The new school year has started. Teachers are busy educating their new students about how to behave in the classroom - How to make friends. How to help others. How to deal with bullies. In some school districts and states teachers are implementing new and tougher policies against bullying. These policies are very strict. Here, for example, is a link to New York State's Anti-bullying policy. Under this policy a teacher in my community was recently suspended from teaching for waving his finger in a student's face while reprimanding him.
We, as advocates of social justice, peaceful coexistence, and global community, find bullying in schools reprehensible as witness the numerous posts on the issue on our blog. But we have to wonder where is the anti-bullying policy for our government?
We teach our children not to hit, not to retaliate, not to take revenge, not to hate. We have strict policies in place to deal with bullying incidents when they occur. Those policies do not allow us to hurt or retaliate against the bully. That would be more bullying. Instead, in schools, we have due process and non-violent consequences. Isn't that the kind of process that we should expect from our government when our country and the world must deal with a bully?

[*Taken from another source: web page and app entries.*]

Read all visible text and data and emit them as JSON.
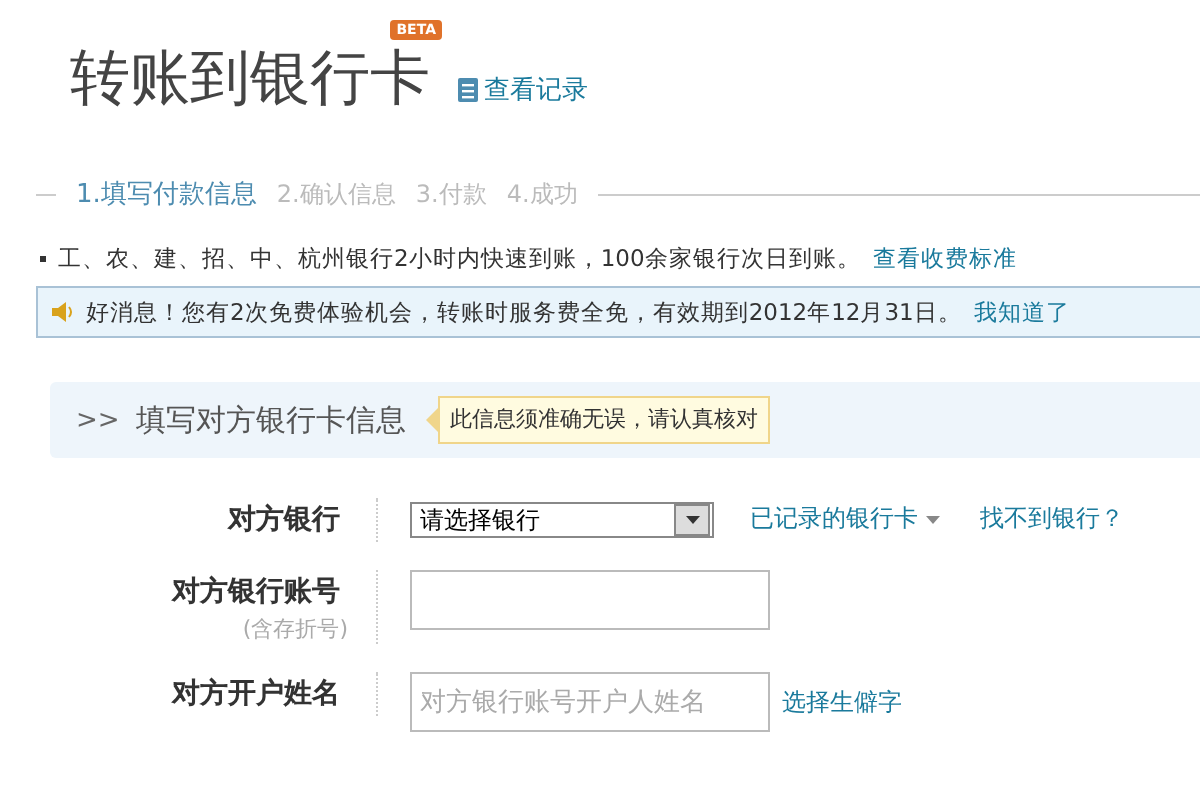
{
  "header": {
    "title": "转账到银行卡",
    "badge": "BETA",
    "history_link": "查看记录"
  },
  "steps": [
    {
      "label": "1.填写付款信息",
      "selected": true
    },
    {
      "label": "2.确认信息",
      "selected": false
    },
    {
      "label": "3.付款",
      "selected": false
    },
    {
      "label": "4.成功",
      "selected": false
    }
  ],
  "info": {
    "text": "工、农、建、招、中、杭州银行2小时内快速到账，100余家银行次日到账。",
    "link": "查看收费标准"
  },
  "notice": {
    "text": "好消息！您有2次免费体验机会，转账时服务费全免，有效期到2012年12月31日。",
    "link": "我知道了"
  },
  "section": {
    "arrow": ">>",
    "title": "填写对方银行卡信息",
    "tip": "此信息须准确无误，请认真核对"
  },
  "form": [
    {
      "kind": "select",
      "label": "对方银行",
      "value": "请选择银行",
      "links": [
        "已记录的银行卡",
        "找不到银行？"
      ]
    },
    {
      "kind": "input",
      "label": "对方银行账号",
      "sublabel": "(含存折号)"
    },
    {
      "kind": "input",
      "label": "对方开户姓名",
      "placeholder": "对方银行账号开户人姓名",
      "links": [
        "选择生僻字"
      ]
    }
  ]
}
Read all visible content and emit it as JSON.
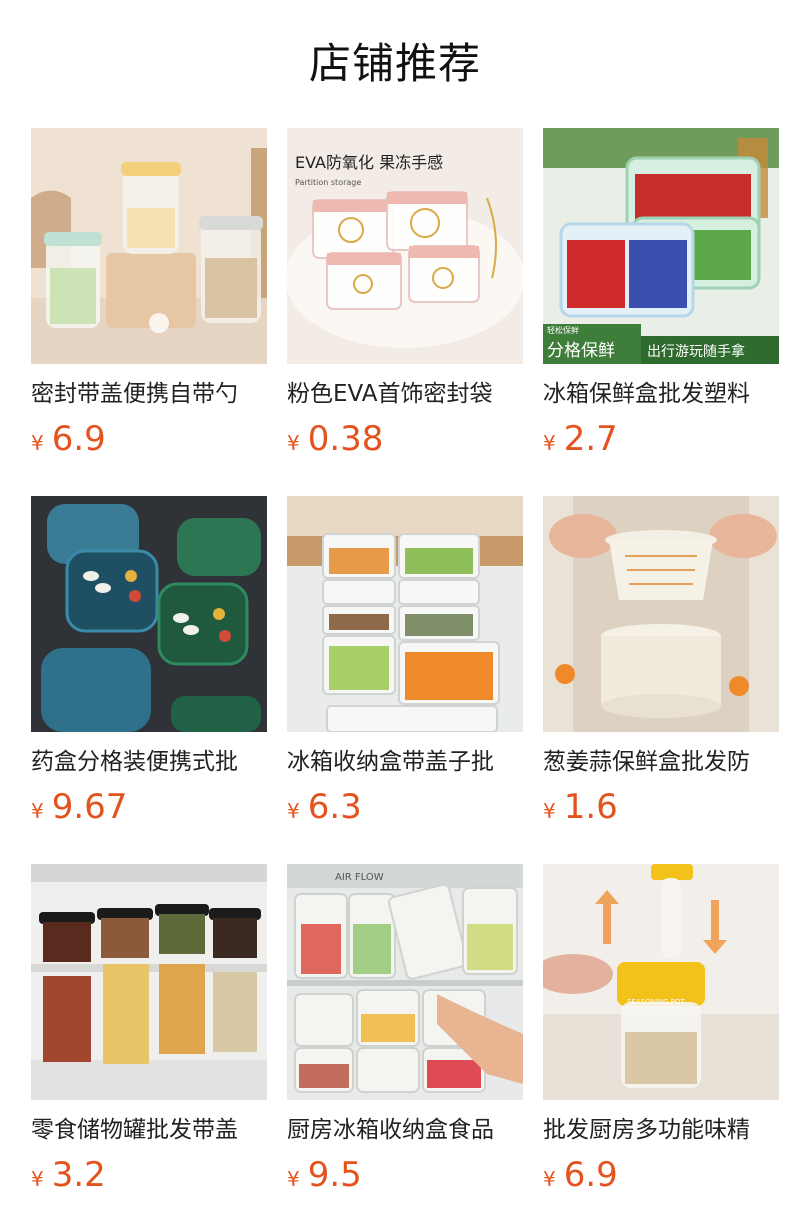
{
  "section_title": "店铺推荐",
  "currency_symbol": "¥",
  "products": [
    {
      "title": "密封带盖便携自带勺",
      "price": "6.9",
      "image": "overnight-oat-jars-image"
    },
    {
      "title": "粉色EVA首饰密封袋",
      "price": "0.38",
      "image": "jewelry-zip-bags-image",
      "image_text": {
        "headline": "EVA防氧化 果冻手感",
        "subline": "Partition storage"
      }
    },
    {
      "title": "冰箱保鲜盒批发塑料",
      "price": "2.7",
      "image": "fruit-crisper-boxes-image",
      "image_text": {
        "tag": "轻松保鲜",
        "left": "分格保鲜",
        "right": "出行游玩随手拿"
      }
    },
    {
      "title": "药盒分格装便携式批",
      "price": "9.67",
      "image": "pill-boxes-image"
    },
    {
      "title": "冰箱收纳盒带盖子批",
      "price": "6.3",
      "image": "fridge-storage-stack-image"
    },
    {
      "title": "葱姜蒜保鲜盒批发防",
      "price": "1.6",
      "image": "drain-basket-container-image"
    },
    {
      "title": "零食储物罐批发带盖",
      "price": "3.2",
      "image": "snack-canisters-image"
    },
    {
      "title": "厨房冰箱收纳盒食品",
      "price": "9.5",
      "image": "fridge-drawer-boxes-image",
      "image_text": {
        "brand": "AIR FLOW"
      }
    },
    {
      "title": "批发厨房多功能味精",
      "price": "6.9",
      "image": "seasoning-jar-image",
      "image_text": {
        "label": "SEASONING POT"
      }
    }
  ]
}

So what should we do when someone uses horrid chemical weapons against innocent people? Bomb them to smithereens? Or should we deal with them as we teach our children to do.
My goodness, it's so simple a child could learn to do this.
Why can't the people we elect do so?
Find anti-bully lessons for the new school year here:
We offer books, activities, lesson plans, and ideas that teachers, parents, and students can use to promote values, attitudes and behaviors which encourage non-violent resolution of conflict, respect for human rights, democracy, intercultural understanding and tolerance.